“Go” really highlights Dixon’s…one could almost describe it as a nervous tic…restarting the story over and over again. The line “She wants to go. Fine…” occur many times throughout the story. Each incident shows a possible or likely reaction to his wife’s decision to leave him. He thinks of various things he can say to convince her to stay, none of which are convincing either to him or to her. It really gets into the mind of I. and really, into the mind of anyone who has had a loved one leave.
“Brother” introduces his brother, a character I don’t think we’ve met before, and includes a letter from his father, written as he (the father) was dying. It shows how I.’s father must have treated I. as a young boy. The letter was meant as a peacemaking attempt, but just degenerates into constant browbeating, especially about his son’s decision to become a writer.
“Party” is quite different from Dixon’s other stories. In this one, I. remembers crashing a party back in high school. The party was hosted by a very wealthy college girl, and he was able to crash with some other friends. The party quickly devolves when a violent man shows up with his girl. This story probably has the most “plot” of any story of Dixon’s. As the violent man becomes verbally and physically abusive to his girl, I. and his friends watch, feeling helpless, even though they could have collectively helped out. It has the most disturbing image (to me) of any of his stories. (And that includes some images in past stories of having to clean up bathroom accidents).
“Three Novels” shows an interesting aspect of I.’s life and reflects on writing in general. It shows a letter that I. receives from a reader of one of his novels. But the letter writer is not a fan; she is quite angry, as she reveals that she was the basis for a character in one of his novels. She is livid that details of her life, which were not even thinly disguised, were included in the story. At first, her case seems slight, but as she adds more details you start to feel quite sympathetic toward her. Knowing that many writers write from life experiences and that many stories are pseudo-autobiographical, this story shows an interesting aspect of that…how responsible are you to the people whose lives you use in your books?
There’s an interesting interview with Dixon about this story here.
“End” Is a ruminative story that spans his entire adult life. When he was a young man, he subletted his apartment to a couple. The story of the rental was interesting in and of itself. He became quite friendly with the couple. When the friend dies I. realizes how much he had lost touch with this once close friend. He realizes that he’s been a lousy friend over the last few years. In a very touching scene, he talks to his daughter about how he feels he’s let his friend down. It is one of the most touching moments in all of the stories.

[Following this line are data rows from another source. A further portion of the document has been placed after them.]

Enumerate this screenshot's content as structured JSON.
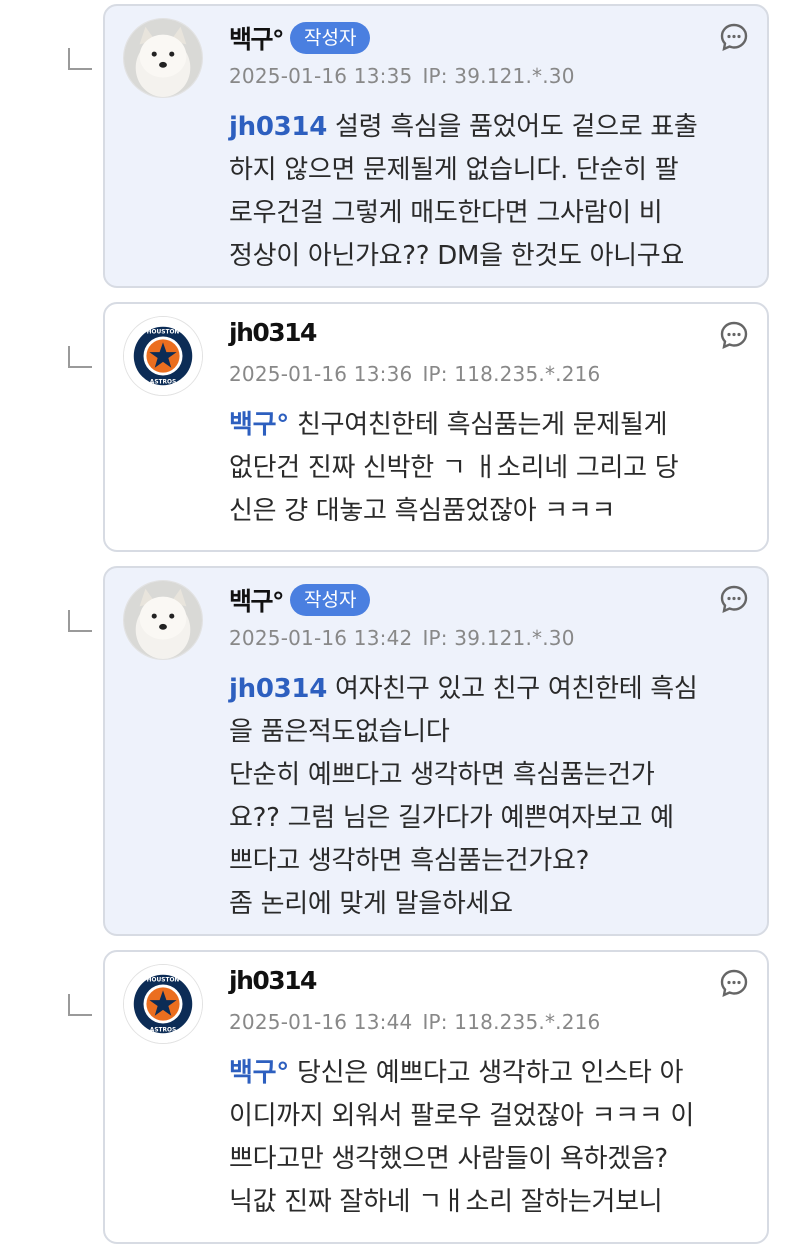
{
  "colors": {
    "author_bg": "#eef2fb",
    "badge": "#4a7fe0",
    "mention": "#2d5fbf"
  },
  "comments": [
    {
      "nickname": "백구°",
      "badge": "작성자",
      "timestamp": "2025-01-16 13:35",
      "ip": "IP: 39.121.*.30",
      "mention": "jh0314",
      "lines": [
        "설령 흑심을 품었어도 겉으로 표출",
        "하지 않으면 문제될게 없습니다. 단순히 팔",
        "로우건걸 그렇게 매도한다면 그사람이 비",
        "정상이 아닌가요?? DM을 한것도 아니구요"
      ],
      "avatar": "dog-avatar"
    },
    {
      "nickname": "jh0314",
      "timestamp": "2025-01-16 13:36",
      "ip": "IP: 118.235.*.216",
      "mention": "백구°",
      "lines": [
        "친구여친한테 흑심품는게 문제될게",
        "없단건 진짜 신박한 ㄱ ㅐ소리네 그리고 당",
        "신은 걍 대놓고 흑심품었잖아 ㅋㅋㅋ"
      ],
      "avatar": "astros-logo-avatar"
    },
    {
      "nickname": "백구°",
      "badge": "작성자",
      "timestamp": "2025-01-16 13:42",
      "ip": "IP: 39.121.*.30",
      "mention": "jh0314",
      "lines": [
        "여자친구 있고 친구 여친한테 흑심",
        "을 품은적도없습니다",
        "단순히 예쁘다고 생각하면 흑심품는건가",
        "요?? 그럼 님은 길가다가 예쁜여자보고 예",
        "쁘다고 생각하면 흑심품는건가요?",
        "좀 논리에 맞게 말을하세요"
      ],
      "avatar": "dog-avatar"
    },
    {
      "nickname": "jh0314",
      "timestamp": "2025-01-16 13:44",
      "ip": "IP: 118.235.*.216",
      "mention": "백구°",
      "lines": [
        "당신은 예쁘다고 생각하고 인스타 아",
        "이디까지 외워서 팔로우 걸었잖아 ㅋㅋㅋ 이",
        "쁘다고만 생각했으면 사람들이 욕하겠음?",
        "닉값 진짜 잘하네 ㄱㅐ소리 잘하는거보니"
      ],
      "avatar": "astros-logo-avatar"
    }
  ]
}
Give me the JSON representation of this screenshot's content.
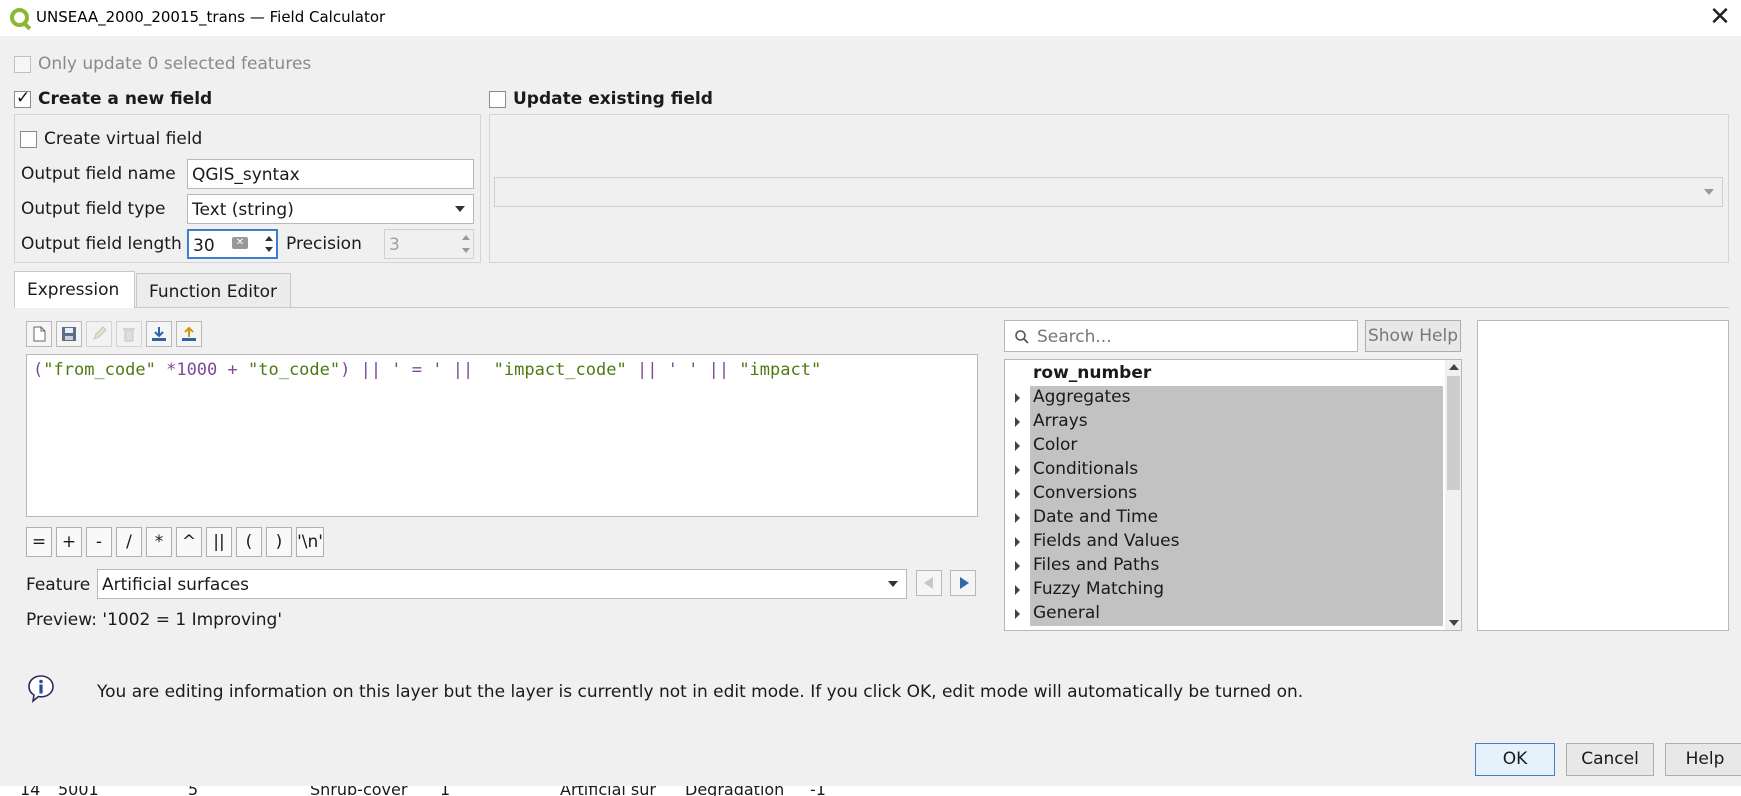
{
  "window": {
    "title": "UNSEAA_2000_20015_trans — Field Calculator",
    "close_glyph": "✕"
  },
  "options": {
    "only_update_label": "Only update 0 selected features",
    "create_new_field_label": "Create a new field",
    "update_existing_label": "Update existing field",
    "create_virtual_label": "Create virtual field"
  },
  "output": {
    "name_label": "Output field name",
    "name_value": "QGIS_syntax",
    "type_label": "Output field type",
    "type_value": "Text (string)",
    "length_label": "Output field length",
    "length_value": "30",
    "precision_label": "Precision",
    "precision_value": "3"
  },
  "tabs": {
    "expression": "Expression",
    "function_editor": "Function Editor"
  },
  "expression": {
    "tokens": [
      {
        "t": "(",
        "c": "#7f4a97"
      },
      {
        "t": "\"from_code\"",
        "c": "#4e7a12"
      },
      {
        "t": " *",
        "c": "#7f4a97"
      },
      {
        "t": "1000",
        "c": "#7f4a97"
      },
      {
        "t": " + ",
        "c": "#7f4a97"
      },
      {
        "t": "\"to_code\"",
        "c": "#4e7a12"
      },
      {
        "t": ") || ' = ' ||  ",
        "c": "#7f4a97"
      },
      {
        "t": "\"impact_code\"",
        "c": "#4e7a12"
      },
      {
        "t": " || ' ' || ",
        "c": "#7f4a97"
      },
      {
        "t": "\"impact\"",
        "c": "#4e7a12"
      }
    ]
  },
  "operators": [
    "=",
    "+",
    "-",
    "/",
    "*",
    "^",
    "||",
    "(",
    ")",
    "'\\n'"
  ],
  "feature": {
    "label": "Feature",
    "value": "Artificial surfaces"
  },
  "preview": {
    "label": "Preview:",
    "value": "'1002 = 1 Improving'"
  },
  "search": {
    "placeholder": "Search...",
    "show_help": "Show Help"
  },
  "functions": {
    "first": "row_number",
    "groups": [
      "Aggregates",
      "Arrays",
      "Color",
      "Conditionals",
      "Conversions",
      "Date and Time",
      "Fields and Values",
      "Files and Paths",
      "Fuzzy Matching",
      "General"
    ]
  },
  "message": {
    "text": "You are editing information on this layer but the layer is currently not in edit mode. If you click OK, edit mode will automatically be turned on."
  },
  "buttons": {
    "ok": "OK",
    "cancel": "Cancel",
    "help": "Help"
  },
  "background_table": {
    "cells": [
      "14",
      "5001",
      "5",
      "Shrub-cover",
      "1",
      "Artificial sur",
      "Degradation",
      "-1"
    ]
  },
  "colors": {
    "dialog_bg": "#f0f0f0",
    "accent_blue": "#3c7fd1",
    "tree_group_bg": "#c2c2c2",
    "field_name_green": "#4e7a12",
    "operator_purple": "#7f4a97"
  }
}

I found this collection to be somewhat more moving overall. Perhaps because I. is shown to be more of a sympathetic character, and a more empathetic person. His rages seem less intense (except with his mother-in-law in *) and although he tends to sabotage everything he does with other people, he seems to be more regretful or sad about the incidents.
Once again, it’s hard to think of this as a novel since each story has its own title and they are not really connected to each other. But regardless of how the book is categorized, it is a wonderfully reflective collection. It really gets into the mind of a man.
And here’s another link to an interview with Dixon. It’s a good look at the author.